What Solar Power Needs Now (Because We Need Solar Power Now!)

GreenerBuildings has posted a short article by distinguised UC Berkeley Professor, Daniel Kammen, titled, What Solar Power Needs Now.

It discusses the types of government programs that have helped accelerate the development and installation of solar technologies in places from Germany to Japan to to Kenya to California.

Kammen suggests that the world follow the lead, especially, of Japan:

A tremendously compelling that of the Sunshine solar energy program in Japan. Over the course of almost two decades, starting in the late 1980s, Japan developed and then implemented a remarkably coordinated, well-designed solar development and dissemination effort.

The Sunshine program is not just pretty on paper, it really worked. During the program annual PV installations grew to over 300 MW of solar/year, and the rate of cost decreases grew to almost 10 percent year.
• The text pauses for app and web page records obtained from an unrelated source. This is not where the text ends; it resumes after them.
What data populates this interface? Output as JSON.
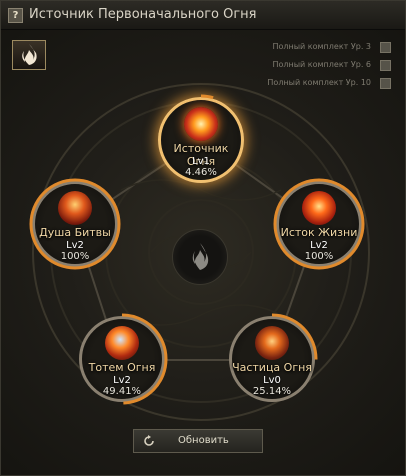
{
  "window": {
    "title": "Источник Первоначального Огня"
  },
  "sets": [
    {
      "label": "Полный комплект Ур. 3"
    },
    {
      "label": "Полный комплект Ур. 6"
    },
    {
      "label": "Полный комплект Ур. 10"
    }
  ],
  "nodes": {
    "source": {
      "name": "Источник Огня",
      "level": "Lv1",
      "progress": "4.46%",
      "progress_value": 4.46,
      "icon": "fire-orb-icon"
    },
    "battle_soul": {
      "name": "Душа Битвы",
      "level": "Lv2",
      "progress": "100%",
      "progress_value": 100,
      "icon": "flame-warrior-icon"
    },
    "life_source": {
      "name": "Исток Жизни",
      "level": "Lv2",
      "progress": "100%",
      "progress_value": 100,
      "icon": "fire-wings-icon"
    },
    "fire_totem": {
      "name": "Тотем Огня",
      "level": "Lv2",
      "progress": "49.41%",
      "progress_value": 49.41,
      "icon": "fire-totem-icon"
    },
    "fire_particle": {
      "name": "Частица Огня",
      "level": "Lv0",
      "progress": "25.14%",
      "progress_value": 25.14,
      "icon": "fire-particle-icon"
    }
  },
  "refresh_button": {
    "label": "Обновить",
    "icon": "refresh-icon"
  },
  "colors": {
    "progress_arc": "#e08a2c",
    "active_glow": "#f1c070",
    "name_text": "#f0d7a6"
  }
}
With intelligence websites such as Debka warning of yet another imminent Middle East war, which could send energy prices through the roof, the types of programs described in this article need to be implemented at a wide scale around the world with the greatest of urgency. They will help fight climate change, reduce the ecological, health and economic impacts of fossil fuel-derived pollution, and to boost our energy and economic security in the face of increasingly unstable fossil fuel supplies and prices.

The good news is that the proliferation of such programs will be coupled with a current rapidly advancing state of solar technologies - both in terms of solar panel power generation and in terms of battery storage. For example, have a look at this article and this one - it's some hopeful stuff!

Once again, the solutions are there - or very much on the way. Hopefully it doesn't take a disastrous explosion in Middle East hostilities to motivate the actual policy actions Professor Kammen calls for.

Tuesday, July 10, 2007

Goldman Sachs Report: Stocks of Companies That Implement Sustainable Practices Perform Better

This is my favorite kind of Conservation Value story: a new report from Goldman Sachs details significant findings regarding the business value of sustainability.

Fresh off the GreenBuzz newsletter:

A report released at the (UN Global Compact Leaders Summit in Geneva) summit by Goldman Sachs (Download-PDF) showed that among six sectors covered -- energy, mining, steel, food, beverages, and media -- companies that are considered leaders in implementing environmental, social and governance (ESG) policies to create sustained competitive advantage have outperformed the general stock market by 25 per cent since August 2005.

The argument that doing what's right for the environment harms the economy continues to crumble.

Tuesday, July 03, 2007

Top Five Drivers of Renewable Energy

Goldman Sachs has laid out what it believes are the five events necessary in order for the booming renewable energy sector to continue its rapid growth...

Most are policy and tax solutions (forcing utilities to purchase minimum amounts of renewable energy, passing a carbon tax), but one event is absolutely going to happen - the 2008 Presidential election. Goldman believes that regardless of the party of the winning candidate, he or she will favor the proliferation of renewables. Good news for the climate. Good news for us!